It’s hard to believe that something as absurd as “donkey basketball” still exists in this day and age.
Donkeys forced to “play” basketball in fundraisers are frequently kicked and screamed at by inexperienced and unruly riders, who are more invested in putting on a show for spectators than in treating these gentle animals with the care that they deserve.
The donkeys are supplied by a handful of companies that rent out these personable animals like carnival equipment, loading and unloading them in and out of trailers and hauling them around the country from one event to the next. The lights, noise, and commotion of these events are extremely stressful for the donkeys, who must endure the additional trauma of being kicked, shoved, and shouted at. According to The Donkey Sanctuary in the U.K., an average-size donkey is not able to bear much more than 100 pounds, yet in most games, participants are teenagers or full-grown adults.

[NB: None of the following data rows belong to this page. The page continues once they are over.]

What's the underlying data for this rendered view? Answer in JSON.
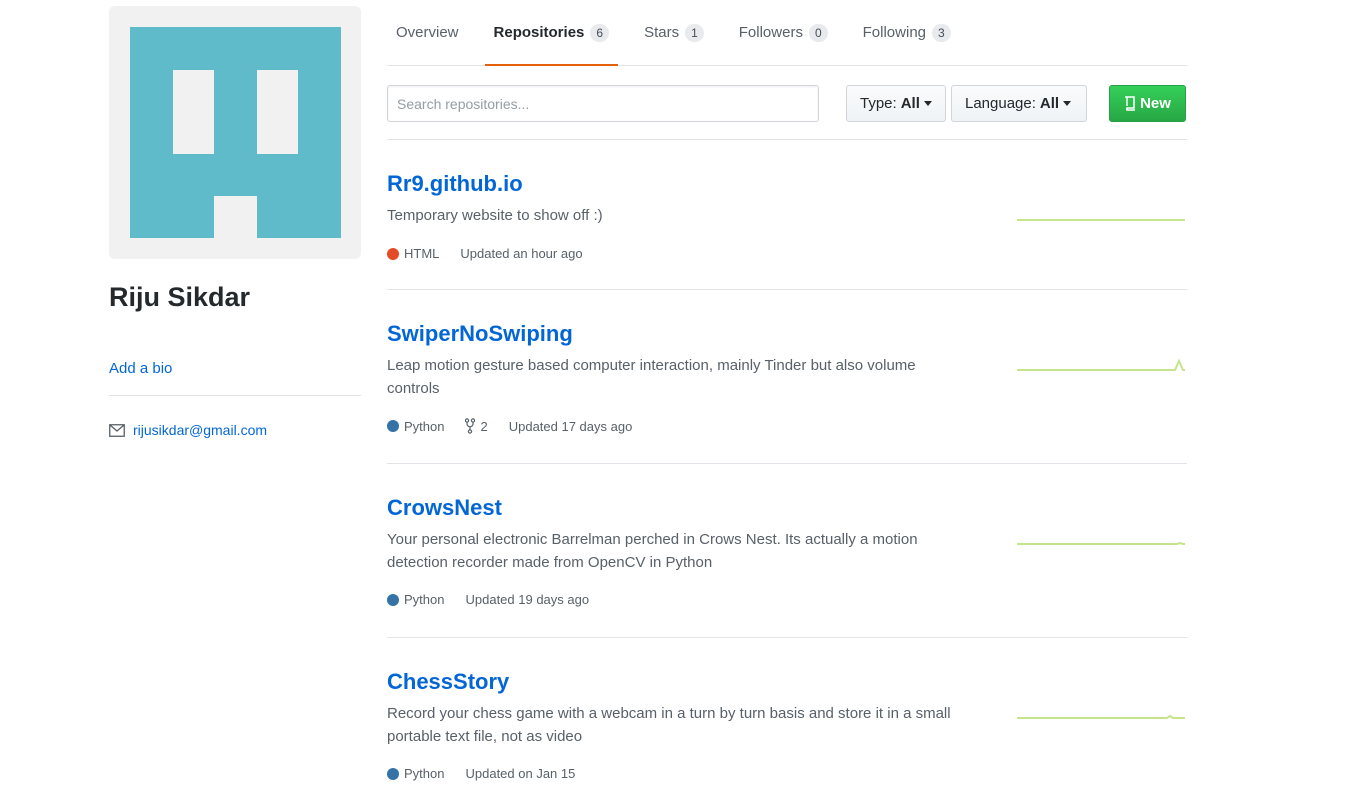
{
  "profile": {
    "name": "Riju Sikdar",
    "bio_link": "Add a bio",
    "email": "rijusikdar@gmail.com",
    "avatar_color": "#5fbbc9"
  },
  "tabs": [
    {
      "label": "Overview",
      "count": null
    },
    {
      "label": "Repositories",
      "count": "6"
    },
    {
      "label": "Stars",
      "count": "1"
    },
    {
      "label": "Followers",
      "count": "0"
    },
    {
      "label": "Following",
      "count": "3"
    }
  ],
  "filters": {
    "search_placeholder": "Search repositories...",
    "type_label": "Type:",
    "type_value": "All",
    "language_label": "Language:",
    "language_value": "All",
    "new_label": "New"
  },
  "repos": [
    {
      "name": "Rr9.github.io",
      "description": "Temporary website to show off :)",
      "language": "HTML",
      "language_color": "#e34c26",
      "forks": null,
      "updated": "Updated an hour ago"
    },
    {
      "name": "SwiperNoSwiping",
      "description": "Leap motion gesture based computer interaction, mainly Tinder but also volume controls",
      "language": "Python",
      "language_color": "#3572a5",
      "forks": "2",
      "updated": "Updated 17 days ago"
    },
    {
      "name": "CrowsNest",
      "description": "Your personal electronic Barrelman perched in Crows Nest. Its actually a motion detection recorder made from OpenCV in Python",
      "language": "Python",
      "language_color": "#3572a5",
      "forks": null,
      "updated": "Updated 19 days ago"
    },
    {
      "name": "ChessStory",
      "description": "Record your chess game with a webcam in a turn by turn basis and store it in a small portable text file, not as video",
      "language": "Python",
      "language_color": "#3572a5",
      "forks": null,
      "updated": "Updated on Jan 15"
    }
  ],
  "colors": {
    "link": "#0366d6",
    "active_tab_underline": "#e36209",
    "sparkline": "#c6e48b",
    "new_button": "#28a745"
  }
}
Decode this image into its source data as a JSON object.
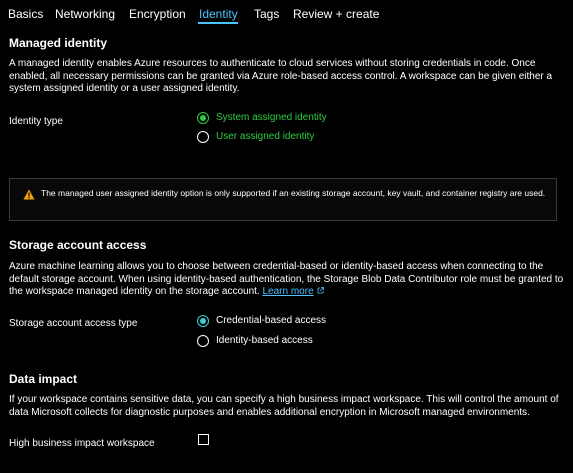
{
  "tabs": [
    "Basics",
    "Networking",
    "Encryption",
    "Identity",
    "Tags",
    "Review + create"
  ],
  "active_tab": "Identity",
  "colors": {
    "accent": "#4cc2ff",
    "green": "#2ecc40",
    "warning": "#f0a30a",
    "cyan": "#36d1d6"
  },
  "managed_identity": {
    "title": "Managed identity",
    "description": "A managed identity enables Azure resources to authenticate to cloud services without storing credentials in code. Once enabled, all necessary permissions can be granted via Azure role-based access control. A workspace can be given either a system assigned identity or a user assigned identity.",
    "identity_type_label": "Identity type",
    "options": [
      "System assigned identity",
      "User assigned identity"
    ],
    "selected": "System assigned identity"
  },
  "warning": {
    "icon": "warning-icon",
    "text": "The managed user assigned identity option is only supported if an existing storage account, key vault, and container registry are used."
  },
  "storage_access": {
    "title": "Storage account access",
    "description": "Azure machine learning allows you to choose between credential-based or identity-based access when connecting to the default storage account. When using identity-based authentication, the Storage Blob Data Contributor role must be granted to the workspace managed identity on the storage account.",
    "learn_more": "Learn more",
    "access_type_label": "Storage account access type",
    "options": [
      "Credential-based access",
      "Identity-based access"
    ],
    "selected": "Credential-based access"
  },
  "data_impact": {
    "title": "Data impact",
    "description": "If your workspace contains sensitive data, you can specify a high business impact workspace. This will control the amount of data Microsoft collects for diagnostic purposes and enables additional encryption in Microsoft managed environments.",
    "hbi_label": "High business impact workspace",
    "hbi_checked": false
  }
}
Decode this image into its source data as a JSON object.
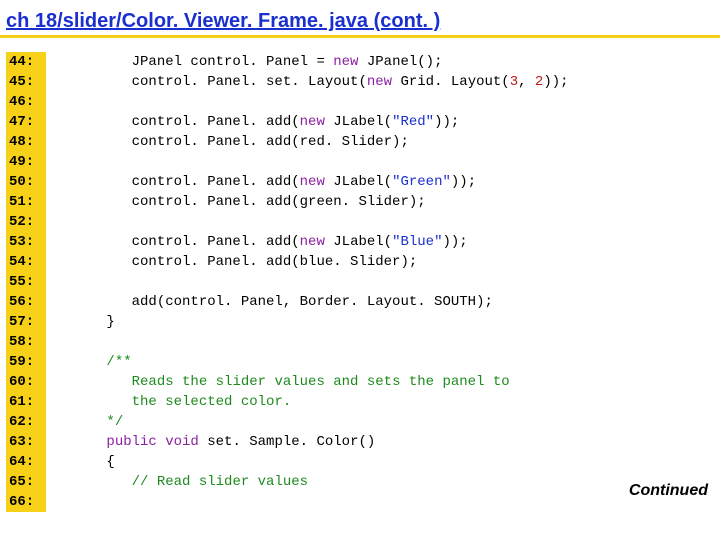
{
  "title": "ch 18/slider/Color. Viewer. Frame. java  (cont. )",
  "continued": "Continued",
  "line_start": 44,
  "line_end": 66,
  "code": [
    {
      "indent": 3,
      "tokens": [
        {
          "t": "plain",
          "v": "JPanel control. Panel = "
        },
        {
          "t": "kw",
          "v": "new"
        },
        {
          "t": "plain",
          "v": " JPanel();"
        }
      ]
    },
    {
      "indent": 3,
      "tokens": [
        {
          "t": "plain",
          "v": "control. Panel. set. Layout("
        },
        {
          "t": "kw",
          "v": "new"
        },
        {
          "t": "plain",
          "v": " Grid. Layout("
        },
        {
          "t": "num",
          "v": "3"
        },
        {
          "t": "plain",
          "v": ", "
        },
        {
          "t": "num",
          "v": "2"
        },
        {
          "t": "plain",
          "v": "));"
        }
      ]
    },
    {
      "indent": 0,
      "tokens": []
    },
    {
      "indent": 3,
      "tokens": [
        {
          "t": "plain",
          "v": "control. Panel. add("
        },
        {
          "t": "kw",
          "v": "new"
        },
        {
          "t": "plain",
          "v": " JLabel("
        },
        {
          "t": "str",
          "v": "\"Red\""
        },
        {
          "t": "plain",
          "v": "));"
        }
      ]
    },
    {
      "indent": 3,
      "tokens": [
        {
          "t": "plain",
          "v": "control. Panel. add(red. Slider);"
        }
      ]
    },
    {
      "indent": 0,
      "tokens": []
    },
    {
      "indent": 3,
      "tokens": [
        {
          "t": "plain",
          "v": "control. Panel. add("
        },
        {
          "t": "kw",
          "v": "new"
        },
        {
          "t": "plain",
          "v": " JLabel("
        },
        {
          "t": "str",
          "v": "\"Green\""
        },
        {
          "t": "plain",
          "v": "));"
        }
      ]
    },
    {
      "indent": 3,
      "tokens": [
        {
          "t": "plain",
          "v": "control. Panel. add(green. Slider);"
        }
      ]
    },
    {
      "indent": 0,
      "tokens": []
    },
    {
      "indent": 3,
      "tokens": [
        {
          "t": "plain",
          "v": "control. Panel. add("
        },
        {
          "t": "kw",
          "v": "new"
        },
        {
          "t": "plain",
          "v": " JLabel("
        },
        {
          "t": "str",
          "v": "\"Blue\""
        },
        {
          "t": "plain",
          "v": "));"
        }
      ]
    },
    {
      "indent": 3,
      "tokens": [
        {
          "t": "plain",
          "v": "control. Panel. add(blue. Slider);"
        }
      ]
    },
    {
      "indent": 0,
      "tokens": []
    },
    {
      "indent": 3,
      "tokens": [
        {
          "t": "plain",
          "v": "add(control. Panel, Border. Layout. SOUTH);"
        }
      ]
    },
    {
      "indent": 2,
      "tokens": [
        {
          "t": "plain",
          "v": "}"
        }
      ]
    },
    {
      "indent": 0,
      "tokens": []
    },
    {
      "indent": 2,
      "tokens": [
        {
          "t": "cmt",
          "v": "/**"
        }
      ]
    },
    {
      "indent": 3,
      "tokens": [
        {
          "t": "cmt",
          "v": "Reads the slider values and sets the panel to"
        }
      ]
    },
    {
      "indent": 3,
      "tokens": [
        {
          "t": "cmt",
          "v": "the selected color."
        }
      ]
    },
    {
      "indent": 2,
      "tokens": [
        {
          "t": "cmt",
          "v": "*/"
        }
      ]
    },
    {
      "indent": 2,
      "tokens": [
        {
          "t": "kw",
          "v": "public void"
        },
        {
          "t": "plain",
          "v": " set. Sample. Color()"
        }
      ]
    },
    {
      "indent": 2,
      "tokens": [
        {
          "t": "plain",
          "v": "{"
        }
      ]
    },
    {
      "indent": 3,
      "tokens": [
        {
          "t": "cmt",
          "v": "// Read slider values"
        }
      ]
    },
    {
      "indent": 0,
      "tokens": []
    }
  ]
}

Schools from coast to coast have stopped hosting cruel donkey basketball fundraisers because they want to help nurture kind kids, not bullies. The National Parent Teacher Association Congress states, “Children trained to extend justice, kindness, and mercy to animals become more just, kind, and considerate in their [interactions] with each other.”

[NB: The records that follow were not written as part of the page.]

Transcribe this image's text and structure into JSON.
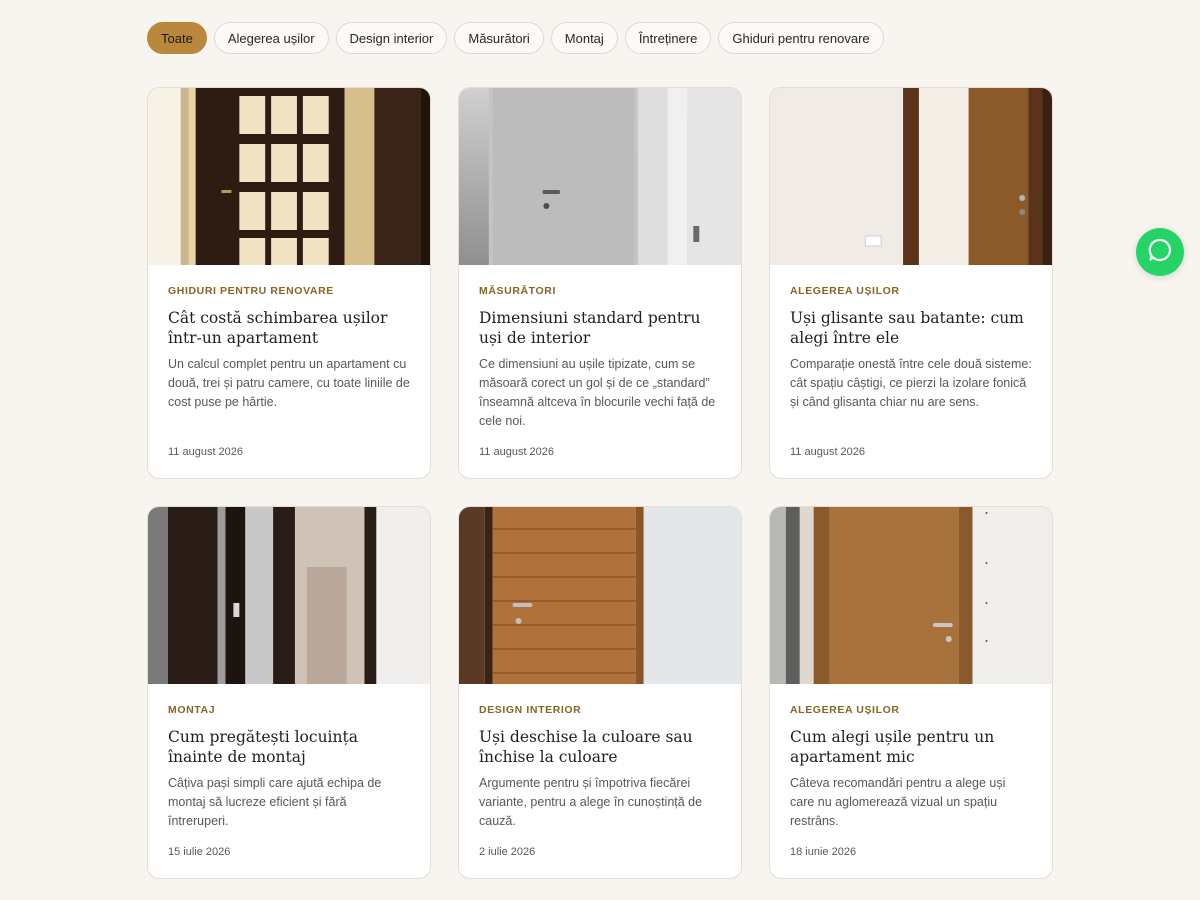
{
  "filters": [
    {
      "label": "Toate",
      "active": true
    },
    {
      "label": "Alegerea ușilor",
      "active": false
    },
    {
      "label": "Design interior",
      "active": false
    },
    {
      "label": "Măsurători",
      "active": false
    },
    {
      "label": "Montaj",
      "active": false
    },
    {
      "label": "Întreținere",
      "active": false
    },
    {
      "label": "Ghiduri pentru renovare",
      "active": false
    }
  ],
  "articles": [
    {
      "category": "GHIDURI PENTRU RENOVARE",
      "title": "Cât costă schimbarea ușilor într-un apartament",
      "excerpt": "Un calcul complet pentru un apartament cu două, trei și patru camere, cu toate liniile de cost puse pe hârtie.",
      "date": "11 august 2026",
      "image": "dark-wood-glass-door"
    },
    {
      "category": "MĂSURĂTORI",
      "title": "Dimensiuni standard pentru uși de interior",
      "excerpt": "Ce dimensiuni au ușile tipizate, cum se măsoară corect un gol și de ce „standard” înseamnă altceva în blocurile vechi față de cele noi.",
      "date": "11 august 2026",
      "image": "white-door"
    },
    {
      "category": "ALEGEREA UȘILOR",
      "title": "Uși glisante sau batante: cum alegi între ele",
      "excerpt": "Comparație onestă între cele două sisteme: cât spațiu câștigi, ce pierzi la izolare fonică și când glisanta chiar nu are sens.",
      "date": "11 august 2026",
      "image": "wood-door-corner"
    },
    {
      "category": "MONTAJ",
      "title": "Cum pregătești locuința înainte de montaj",
      "excerpt": "Câțiva pași simpli care ajută echipa de montaj să lucreze eficient și fără întreruperi.",
      "date": "15 iulie 2026",
      "image": "glass-sliding-door"
    },
    {
      "category": "DESIGN INTERIOR",
      "title": "Uși deschise la culoare sau închise la culoare",
      "excerpt": "Argumente pentru și împotriva fiecărei variante, pentru a alege în cunoștință de cauză.",
      "date": "2 iulie 2026",
      "image": "horizontal-oak-door"
    },
    {
      "category": "ALEGEREA UȘILOR",
      "title": "Cum alegi ușile pentru un apartament mic",
      "excerpt": "Câteva recomandări pentru a alege uși care nu aglomerează vizual un spațiu restrâns.",
      "date": "18 iunie 2026",
      "image": "oak-door"
    }
  ],
  "whatsapp_button": {
    "icon": "whatsapp-chat-icon",
    "color": "#25d366"
  },
  "colors": {
    "accent": "#b9883c",
    "category": "#8a6424",
    "background": "#f8f5f0"
  }
}
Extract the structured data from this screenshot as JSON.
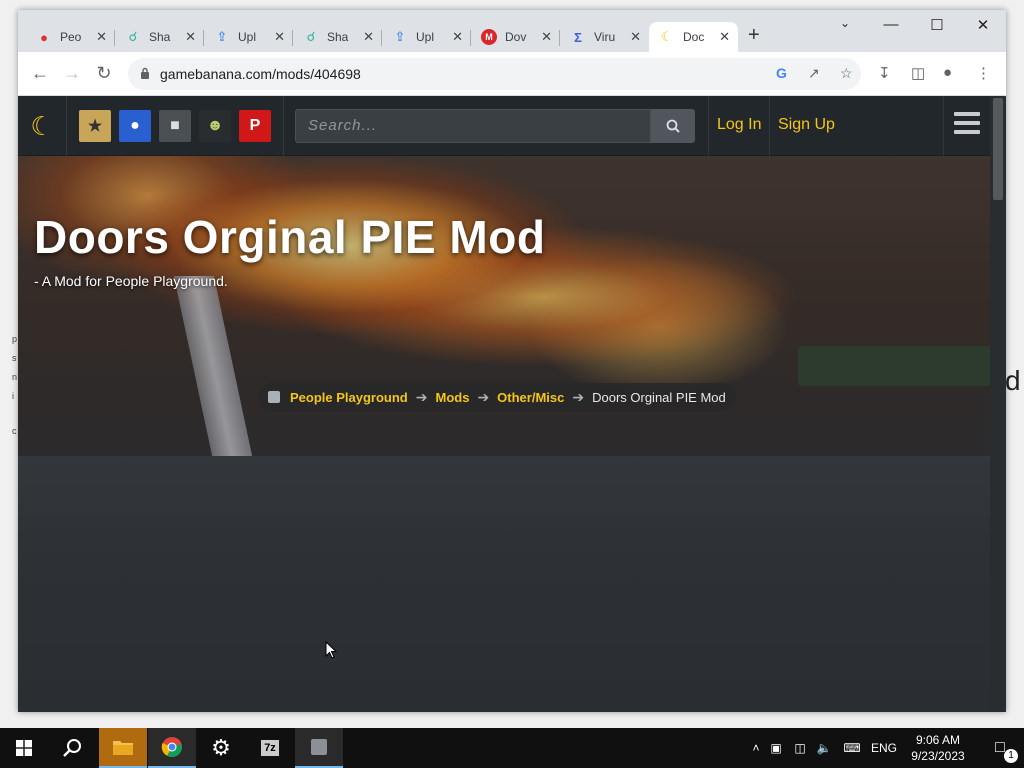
{
  "browser": {
    "tabs": [
      {
        "label": "Peo",
        "icon": "gamepad-icon",
        "color": "#e03030"
      },
      {
        "label": "Sha",
        "icon": "share-icon",
        "color": "#2fb3a0"
      },
      {
        "label": "Upl",
        "icon": "upload-icon",
        "color": "#1a73e8"
      },
      {
        "label": "Sha",
        "icon": "share-icon",
        "color": "#2fb3a0"
      },
      {
        "label": "Upl",
        "icon": "upload-icon",
        "color": "#1a73e8"
      },
      {
        "label": "Dov",
        "icon": "mega-icon",
        "color": "#d9272e"
      },
      {
        "label": "Viru",
        "icon": "virustotal-icon",
        "color": "#3b61d6"
      },
      {
        "label": "Doc",
        "icon": "banana-icon",
        "color": "#f5c518"
      }
    ],
    "new_tab": "+",
    "url": "gamebanana.com/mods/404698"
  },
  "site": {
    "search_placeholder": "Search...",
    "login": "Log In",
    "signup": "Sign Up"
  },
  "hero": {
    "title": "Doors Orginal PIE Mod",
    "subtitle": "- A Mod for People Playground.",
    "breadcrumb": [
      "People Playground",
      "Mods",
      "Other/Misc",
      "Doors Orginal PIE Mod"
    ]
  },
  "desktop_edge": {
    "right_text": "d",
    "left_chars": [
      "p",
      "s",
      "n",
      "i",
      "c"
    ]
  },
  "taskbar": {
    "lang": "ENG",
    "time": "9:06 AM",
    "date": "9/23/2023",
    "notif_count": "1"
  }
}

Dangerous for All
Donkeys who are forced into loud, confusing environments can become frightened and may lash out to protect themselves. A participant in a Waterloo, Illinois, donkey basketball game was awarded more than $110,000 for injuries that he sustained in a game, and in another game, a Wisconsin state senator fell off a donkey and broke her leg. A fifth-grade teacher in Florida sued the Diocese of St. Petersburg and the owner of the Dixie Donkey Ball company, claiming that she had suffered injuries after being thrown off a donkey at a fundraiser.
What You Can Do if You Hear About a Donkey Basketball ‘Game’
There are loads of innovative and humane fundraising opportunities, including dodgeball and rubber-duck derby races. No one has to resort to cruelty to cash in. For example, after hearing from students, Fleetwood Area School District in Pennsylvania replaced its annual donkey basketball games with dodgeball. The superintendent informed us that the school raised more money than it had previously raised with donkey basketball and that it had made dodgeball its official annual fundraiser in addition to implementing a district-wide policy banning live-animal fundraisers. In Estes Park, Colorado, the Rotary Club raised more than $120,000 in its rubber-duck derby, and an Illinois charity earns $133,000 on average during a similar annual derby. The following are some steps that you can take to help put donkey basketball out to pasture:
- If you’re a student at a school that’s hosting donkey basketball, take charge. Students and parents should contact their school district superintendent and ask for a policy banning the use of live animals in fundraisers. You could also start a petition! If your appeal is ignored, contact PETA so that we can help you plan a demonstration.
- If another local group hosts a “game,” politely voice your objections. Be sure to write a letter to the editor of your local newspaper and use social media to explain how cruel donkey basketball is.
- Forward this page to your friends and family members, and encourage them to oppose cruel school fundraisers that exploit animals.